Success Story: Launch of the vaccination centre

NCC presenting the success story

The Czech National Competence Centre (NCC) for High-Performance Computing (HPC) and Data Analysis (HPDA) is represented by IT4Innovations National Supercomputing Center at VSB – Technical University of Ostrava. Its mission is to analyse, implement, and coordinate all necessary activities and offer end users its services to meet their needs: from access to supercomputers and technology consulting to providing training for industry, public administration, and academia.

Technical/scientific Challenge:

IT4Innovations was invited to participate in the project to build a large-scale vaccination centre in Ostrava. The centre at Černá louka became operational in March 2021. During the planning of the vaccination centre, many different aspects had to be considered, such as personnel, space organisation, number of other stations, etc.

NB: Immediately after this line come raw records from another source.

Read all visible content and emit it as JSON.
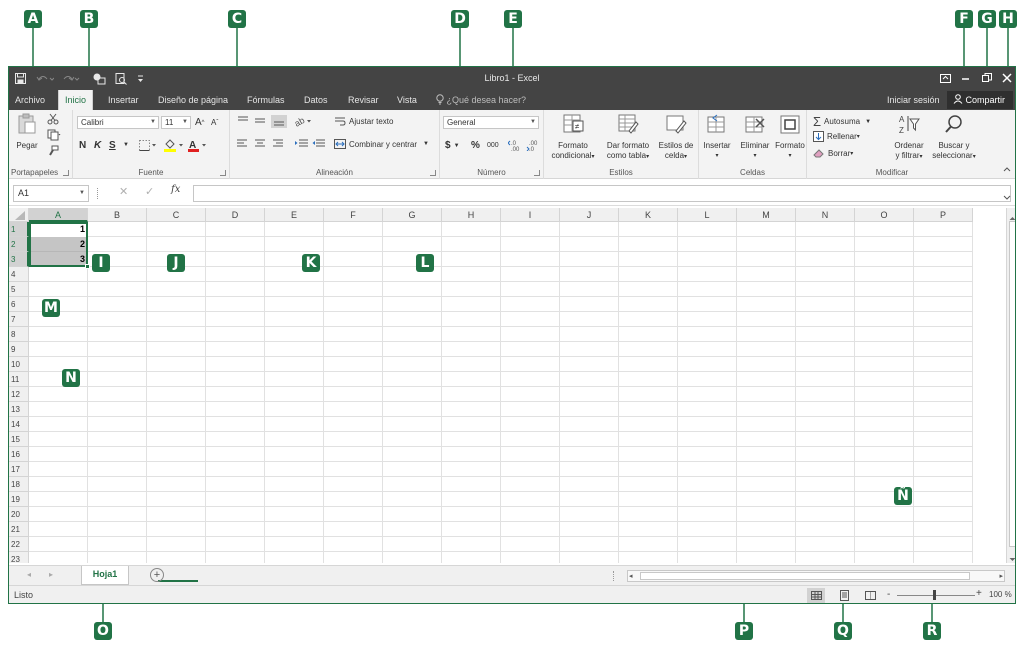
{
  "colors": {
    "excel_green": "#217346",
    "title_bar": "#444444",
    "ribbon_bg": "#f3f3f3"
  },
  "titlebar": {
    "title": "Libro1 - Excel",
    "qat_icons": [
      "save-icon",
      "undo-icon",
      "redo-icon",
      "touch-mode-icon",
      "print-preview-icon",
      "customize-icon"
    ],
    "window_icons": [
      "ribbon-display-icon",
      "minimize-icon",
      "restore-icon",
      "close-icon"
    ]
  },
  "tabs": {
    "file": "Archivo",
    "items": [
      "Inicio",
      "Insertar",
      "Diseño de página",
      "Fórmulas",
      "Datos",
      "Revisar",
      "Vista"
    ],
    "active": "Inicio",
    "tell_me": "¿Qué desea hacer?",
    "sign_in": "Iniciar sesión",
    "share": "Compartir"
  },
  "ribbon": {
    "clipboard": {
      "paste": "Pegar",
      "label": "Portapapeles"
    },
    "font": {
      "name": "Calibri",
      "size": "11",
      "bold": "N",
      "italic": "K",
      "underline": "S",
      "label": "Fuente"
    },
    "alignment": {
      "wrap": "Ajustar texto",
      "merge": "Combinar y centrar",
      "label": "Alineación"
    },
    "number": {
      "format": "General",
      "currency": "$",
      "percent": "%",
      "thousands": "000",
      "label": "Número"
    },
    "styles": {
      "conditional": [
        "Formato",
        "condicional"
      ],
      "as_table": [
        "Dar formato",
        "como tabla"
      ],
      "cell_styles": [
        "Estilos de",
        "celda"
      ],
      "label": "Estilos"
    },
    "cells": {
      "insert": "Insertar",
      "delete": "Eliminar",
      "format": "Formato",
      "label": "Celdas"
    },
    "editing": {
      "autosum": "Autosuma",
      "fill": "Rellenar",
      "clear": "Borrar",
      "sort": [
        "Ordenar",
        "y filtrar"
      ],
      "find": [
        "Buscar y",
        "seleccionar"
      ],
      "label": "Modificar"
    }
  },
  "formula_bar": {
    "name_box": "A1",
    "fx": "fx",
    "value": ""
  },
  "grid": {
    "columns": [
      "A",
      "B",
      "C",
      "D",
      "E",
      "F",
      "G",
      "H",
      "I",
      "J",
      "K",
      "L",
      "M",
      "N",
      "O",
      "P"
    ],
    "rows": [
      "1",
      "2",
      "3",
      "4",
      "5",
      "6",
      "7",
      "8",
      "9",
      "10",
      "11",
      "12",
      "13",
      "14",
      "15",
      "16",
      "17",
      "18",
      "19",
      "20",
      "21",
      "22",
      "23"
    ],
    "values_col_a": [
      "1",
      "2",
      "3"
    ],
    "selected_column": "A",
    "selected_rows": [
      "1",
      "2",
      "3"
    ]
  },
  "sheets": {
    "tabs": [
      "Hoja1"
    ],
    "active": "Hoja1"
  },
  "status": {
    "text": "Listo",
    "zoom": "100 %",
    "zoom_minus": "-",
    "zoom_plus": "+"
  },
  "callouts": [
    "A",
    "B",
    "C",
    "D",
    "E",
    "F",
    "G",
    "H",
    "I",
    "J",
    "K",
    "L",
    "M",
    "N",
    "Ñ",
    "O",
    "P",
    "Q",
    "R"
  ]
}
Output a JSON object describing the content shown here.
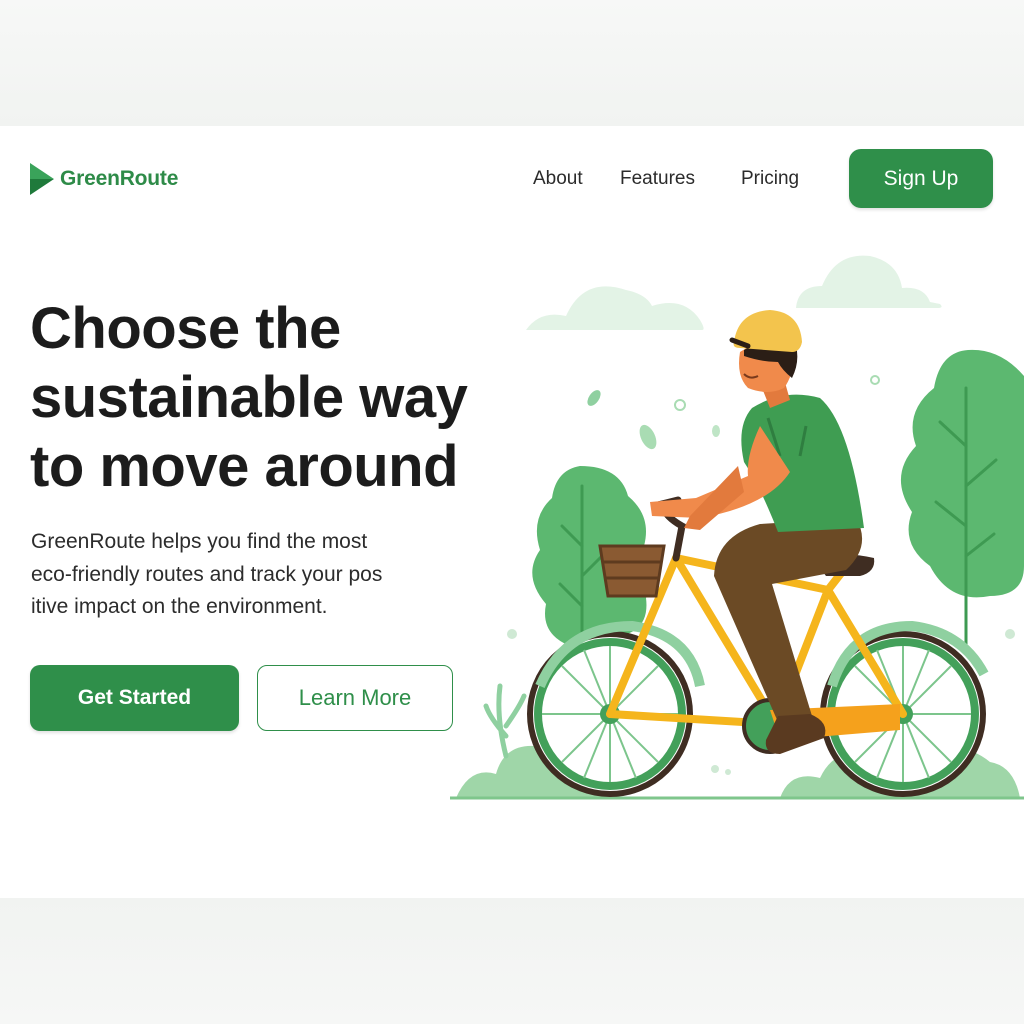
{
  "brand": {
    "name": "GreenRoute",
    "accent": "#2f8f4a"
  },
  "nav": {
    "links": [
      {
        "label": "About"
      },
      {
        "label": "Features"
      },
      {
        "label": "Pricing"
      }
    ],
    "signup_label": "Sign Up"
  },
  "hero": {
    "title_lines": [
      "Choose the",
      "sustainable way",
      "to move around"
    ],
    "description_lines": [
      "GreenRoute helps you find the most",
      "eco-friendly routes and track your pos",
      "itive impact on the environment."
    ],
    "primary_cta": "Get Started",
    "secondary_cta": "Learn More"
  },
  "illustration": {
    "subject": "cyclist-riding-bicycle",
    "colors": {
      "foliage": "#5cb870",
      "light_foliage": "#9fd6a8",
      "bike_frame": "#f5b51c",
      "shirt": "#3f9d52",
      "helmet": "#f3c44d"
    }
  }
}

The main point was to maximise the number of vaccinated people in one day while keeping the minimum critical issues and employees. IT4Innovations was asked to find an optimal configuration of individual stages to maximise the efficiency of the vaccination centre.

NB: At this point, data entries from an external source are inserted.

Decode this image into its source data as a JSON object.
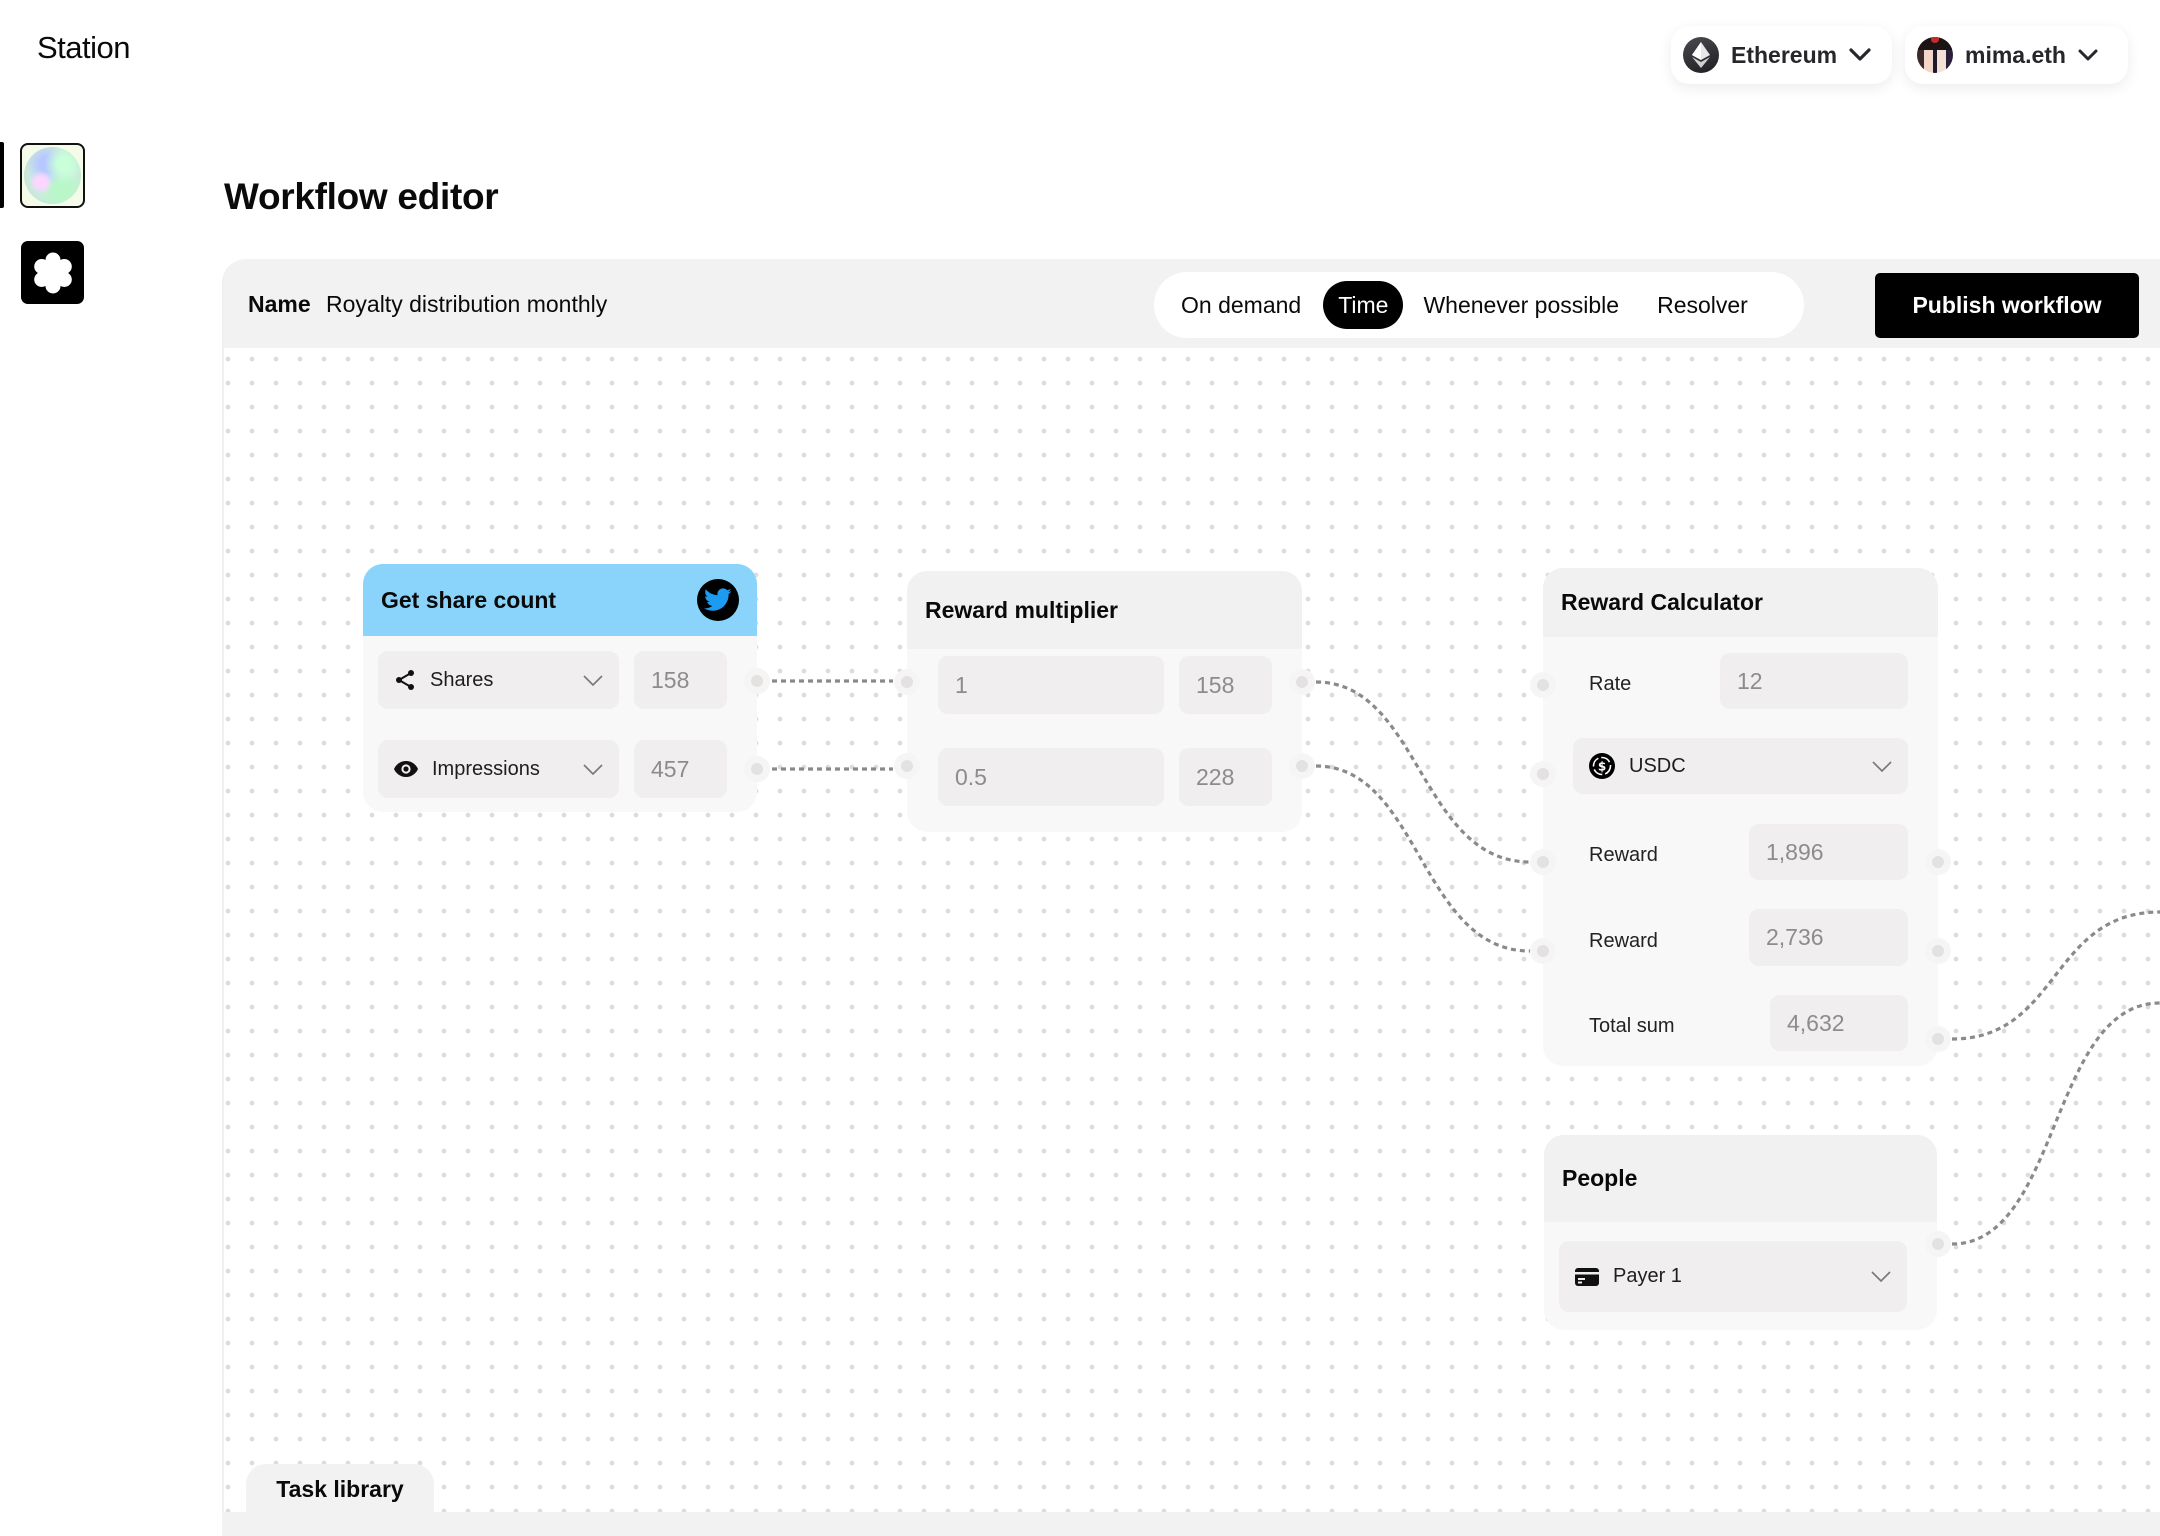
{
  "app": {
    "brand": "Station"
  },
  "nav": [
    {
      "name": "workspace-avatar",
      "active": true
    },
    {
      "name": "flower-app",
      "active": false
    }
  ],
  "topbar": {
    "network": {
      "label": "Ethereum",
      "icon": "ethereum-icon"
    },
    "account": {
      "label": "mima.eth",
      "icon": "avatar"
    }
  },
  "page": {
    "title": "Workflow editor"
  },
  "toolbar": {
    "name_label": "Name",
    "name_value": "Royalty distribution monthly",
    "trigger_options": [
      "On demand",
      "Time",
      "Whenever possible",
      "Resolver"
    ],
    "trigger_selected": "Time",
    "publish_label": "Publish workflow"
  },
  "nodes": {
    "share_count": {
      "title": "Get share count",
      "icon": "twitter-icon",
      "header_color": "#8ad4fc",
      "rows": [
        {
          "icon": "share-icon",
          "label": "Shares",
          "value": "158"
        },
        {
          "icon": "eye-icon",
          "label": "Impressions",
          "value": "457"
        }
      ]
    },
    "multiplier": {
      "title": "Reward multiplier",
      "rows": [
        {
          "factor": "1",
          "value": "158"
        },
        {
          "factor": "0.5",
          "value": "228"
        }
      ]
    },
    "calculator": {
      "title": "Reward Calculator",
      "rate_label": "Rate",
      "rate_value": "12",
      "currency": "USDC",
      "currency_icon": "usdc-icon",
      "reward1_label": "Reward",
      "reward1_value": "1,896",
      "reward2_label": "Reward",
      "reward2_value": "2,736",
      "total_label": "Total sum",
      "total_value": "4,632"
    },
    "people": {
      "title": "People",
      "payer": "Payer 1",
      "payer_icon": "card-icon"
    }
  },
  "footer": {
    "task_library_label": "Task library"
  },
  "colors": {
    "accent": "#000000",
    "twitter_blue": "#1d9bf0",
    "wire": "#8a8a8a",
    "canvas_toolbar": "#f2f2f2"
  }
}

Industrial Organisations Involved:

The University Hospital Ostrava is a leading healthcare provider in the Czech Republic. It offers specialised medical care in the Moravian-Silesian Region. In cooperation with the Medical Faculty of Ostrava University, it educates young doctors and other healthcare professionals.

The Regional Authority of the Moravian-Silesian Region is one of the regional bodies. It is a regional administrative government and, at the same time, part of the State Administration of the Czech Republic. It has 18 departments and one independent division. The Regional Authority of the Moravian-Silesian Region is located in Ostrava.

The metropolis of the Moravian-Silesian region is the 2nd largest city in the Czech Republic and has the third-largest population. The statutory city of Ostrava is implementing a range of projects, creating an energised town that offers a high quality of life for all generations and attracts talented people to live and work here.

The Faculty of Medicine of the University of Ostrava is the youngest medical faculty in the Czech Republic. The Faculty ranks among Central Europe’s most modern teaching and research centres for medical and non-medical fields. Currently, the faculty has around 1700 students in 27 degree programmes, with over 400 students graduating every year.


To find the optimal solution which can be easily presented to an audience of all technical levels, we created a simulation of the people flow through the vaccination centre. In this simulation, the centre is modelled as a directed graph through which people must pass. Such representation was chosen because it is easily modified at any simulation step. It can create different scenarios, such as people going for lunch, a blackout, or failure at a given station. The developed simulation made it possible to determine the required number of operators and staff positions for each station. The simulation shows how many people can be in the vaccination centre at a particular time, at different stages such as registration, vaccination itself, or the waiting room after immunisation.

You can try to create a simulation and run it here.


  • Vaccination, according to a simulation prepared by scientists at IT4Innovations, can be administered to up to 2,600 people per day.
  • The simulation helps to organise the centre’s operation and minimise the number of staff.
  • The simulation significantly helped with the centre’s testing and saved a considerable amount of time.

Business impact:

IT4Innovations was invited to participate in the project to build a large-scale vaccination centre in Ostrava. Other partners in this unique and urgent project included the Moravian-Silesian Region, the Statutory City of Ostrava, the Faculty of Medicine of the University of Ostrava, and the University Hospital Ostrava.

The team led by Tomáš Martinovič from IT4Innovations created a simulation of the passage through the vaccination centre, making it possible to detect critical points. In the original design, these were the waiting room after vaccination and the printing of the confirmation at the exit. Even “little things” such as lunch breaks for staff were considered. To minimise the number of staff, rotations of support staff during holidays were prepared, with individuals taking turns at each post.

The supporting simulation the scientists at IT4Innovations developed was a significant element in designing a large-scale vaccination centre. The centre’s capacity testing would have taken much longer without the simulation. Based on the simulation, it was found that the centre can vaccinate up to 2,600 people a day.


  • Keywords: healthcare, vaccination centre, simulation
  • Industry sector: vaccination
  • Technology: simulation
Author of the photos: Beáta Kapošváry, University Hospital Ostrava


Tomas Martinovic (

This project has received funding from the European High-Performance Computing Joint Undertaking (JU) under grant agreement No 951732. The JU receives support from the European Union’s Horizon 2020 research and innovation program and Germany, Bulgaria, Austria, Croatia, Cyprus, the Czech Republic, Denmark, Estonia, Finland, Greece, Hungary, Ireland, Italy, Lithuania, Latvia, Poland, Portugal, Romania, Slovenia, Spain, Sweden, the United Kingdom, France, the Netherlands, Belgium, Luxembourg, Slovakia, Norway, Switzerland, Turkey, Republic of North Macedonia, Iceland, Montenegro